By Roger Costa
At one point, the 14-year-old Cambodian boy turned slave in a Thai fishermen ship, stares at the immensity of the ocean around him, contemplating a chance for freedom, a way to better survive his miserable condition. He might also regret leaving his home, with the excuse he wasn’t getting paid for his father’s requesting jobs (“why did you have so many children?” he courageously confronted his patriarch). He wouldn’t have got trapped in a human trafficking, slavery operation taking place in the middle of the ocean, as an accurate portrait of what really occurs in these corrupt, lawless and impoverished parts of the world. His charismatic, determined personality attracts an allied from both sides: he becomes attached, and forms an unlikely father/son relationship with one of the slaved men among them, who shapes him through their suffering journey, and also captures admiration from one of the murderous captains in the ship, who decides to protect him and to turn him into one of his kind. Addressing children exploitation in a gripping atmosphere, powerfully performed and shockingly violent, Rodd Rathjen’s feature debut is an impressive, cutting-edge survivalist tale.

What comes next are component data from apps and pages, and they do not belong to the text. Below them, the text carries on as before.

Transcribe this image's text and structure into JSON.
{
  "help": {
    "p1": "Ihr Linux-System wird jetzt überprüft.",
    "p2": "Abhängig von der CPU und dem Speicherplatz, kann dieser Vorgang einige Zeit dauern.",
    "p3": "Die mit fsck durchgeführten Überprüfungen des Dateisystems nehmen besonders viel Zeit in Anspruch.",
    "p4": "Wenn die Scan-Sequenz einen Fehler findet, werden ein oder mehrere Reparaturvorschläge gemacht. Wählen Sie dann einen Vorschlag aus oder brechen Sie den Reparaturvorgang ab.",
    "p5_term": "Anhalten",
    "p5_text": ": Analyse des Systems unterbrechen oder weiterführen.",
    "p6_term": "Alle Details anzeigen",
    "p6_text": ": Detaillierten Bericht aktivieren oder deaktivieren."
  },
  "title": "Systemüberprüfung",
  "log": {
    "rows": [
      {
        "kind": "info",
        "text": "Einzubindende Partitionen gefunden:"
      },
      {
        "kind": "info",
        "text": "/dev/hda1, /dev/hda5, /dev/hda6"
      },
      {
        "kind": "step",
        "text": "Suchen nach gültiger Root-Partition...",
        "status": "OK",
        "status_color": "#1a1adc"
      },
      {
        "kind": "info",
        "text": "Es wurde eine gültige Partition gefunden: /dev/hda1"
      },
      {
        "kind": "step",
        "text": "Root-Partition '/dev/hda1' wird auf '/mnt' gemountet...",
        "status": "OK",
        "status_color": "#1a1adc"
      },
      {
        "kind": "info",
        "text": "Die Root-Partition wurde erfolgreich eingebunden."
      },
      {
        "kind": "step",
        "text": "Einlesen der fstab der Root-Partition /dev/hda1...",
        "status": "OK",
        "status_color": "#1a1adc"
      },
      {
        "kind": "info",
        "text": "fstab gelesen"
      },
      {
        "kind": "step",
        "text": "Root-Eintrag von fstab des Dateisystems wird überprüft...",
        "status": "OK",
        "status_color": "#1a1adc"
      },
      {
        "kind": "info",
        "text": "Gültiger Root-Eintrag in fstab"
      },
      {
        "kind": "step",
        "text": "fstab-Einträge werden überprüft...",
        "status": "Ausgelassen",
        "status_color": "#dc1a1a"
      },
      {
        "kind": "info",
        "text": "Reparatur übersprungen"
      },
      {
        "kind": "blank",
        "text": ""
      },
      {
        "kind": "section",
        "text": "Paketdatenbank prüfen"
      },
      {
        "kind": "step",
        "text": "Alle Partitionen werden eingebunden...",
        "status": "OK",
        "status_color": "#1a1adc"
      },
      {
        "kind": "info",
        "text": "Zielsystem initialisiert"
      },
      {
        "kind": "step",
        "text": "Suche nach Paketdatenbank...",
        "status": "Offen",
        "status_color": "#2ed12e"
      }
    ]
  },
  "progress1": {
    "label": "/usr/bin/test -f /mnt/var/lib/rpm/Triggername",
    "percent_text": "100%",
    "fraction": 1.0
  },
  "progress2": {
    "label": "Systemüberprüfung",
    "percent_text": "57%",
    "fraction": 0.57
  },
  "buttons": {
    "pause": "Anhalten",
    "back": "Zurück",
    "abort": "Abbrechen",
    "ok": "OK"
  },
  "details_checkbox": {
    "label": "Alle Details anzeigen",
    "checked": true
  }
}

(Kino Marquee. 9/11. Film Forum’s Virtual Cinema.)
Justine Triet’s intense psychological sexual dramedy brings two Oscar-caliber performances by Virginie Efira as a respected shrink and Sandra Huller as a film director. Attempting to write a novel while taking a leave from work and from her demanding patients, Sibyl sees herself on a personal crisis with her husband, her children, and her sister. Topics of motherhood and womanhood are brilliantly explored through her self-consciousness analysis. As she develops a reliable connection to a new client (an immature movie actress having an affair with her co-star who’s the director’s boyfriend), and dreams of a lover from the past, she finds enough fuel to ignite her imagination and inner desires, fulfilling her creative process of writing. When she becomes the strongest and most influential among them, she surrenders to her erotic fantasies, proving to be just one more person struggling with emotional balance and personal satisfaction. An eloquent, sexually-charged examination on female aspirations, Triet masterly crafted a smart, seductive and darkly funny multi-character feminine study (the shrink, the star and the director, plus a curious daughter) in an enigmatic puzzle-like atmosphere. Bravo!
(Music Box Films. 9/11. Film At Lincoln Center’s Virtual Cinema.)
An accomplished directorial debut, Writer-director Jon Stevenson’s horror drama centers on the weird friendship a lonely man develops with an entertainer’s single video tape. Set in 1990, David (an outstanding performance by Brian Landis Folkins) lives at his mother’s basement and spends his days taking care of her as she suffers from dementia. At his privacy, he seeks a dating partner through a rent-videos dating service that massively and ridiculously profits from his loneliness and continuous efforts to find a match. The hangouts with the in-video friend (a subversive, nerve-racking, scary Wil Wheaton) feed his emptiness and desperate need for companionship, becoming dangerously compulsive and brain-washing. Despite his lack of success, the dating agency manages to get him a match, and he finally meets Lisa, another desperate soul-mate hunter. They both believe in kindness and honesty and might fit for each other, as long as David’s secret conflicts towards his mother, and his increasingly disturbing bond with his creepy VCR-friend won’t impose a threat on it. Frenetic, anxiously chilling, and convincingly designed with the colors, trends and pace of the 90’s, Stevenson created a stylish, nightmarish-Retro, Gothic-infused bizarre drama with subtle commentaries on the difficulties of aging alone, compassion, and the effects of untreated hopelessness and loneliness.
(IFC Midnight. 9/11. In Theaters and VOD.)
OUR TIME MACHINE⭐⭐⭐
Winner of the Best Cinematography Award at this year’s Tribeca, this highly emotional documentary follows the journey of an artist struggling to preserve his elderly’s father’s memory and honor his lifelong working career. Beautifully capturing the affecting and tender relationship between father and son, directors Yang Sun & S. Leo Chiang paint an intimate canvas of artistic creation, a passionate tale about family virtues and human condition. They follow the renowned Chinese artist Maleonn (Ma Liang) as he sets out an ambitious Puppetry show about time and memory when his father, the former artistic director of the Shanghai Chinese Opera Theater, is diagnosed with Alzheimer. He intends to reconnect with his father, helping him remember some special times they spent together, and also seeks a source of healing for both of them, as Maleonn reveals he did see his father very little (he produced about 80 spectacles for the Opera Theater). A coherent, heart-rendering meditation on the process, obstacles and efforts of creativity, it showcases the passionate and unlimited artistic expressions of both men, in different perspectives and times, as well as a delicate and impressively raw father-son redemptive story.
(Walking Iris Media/POV. 9/11. Museum of Moving Image’s, BAM’s and Maysles Documentary Center’s Virtual Cinemas and VOD.)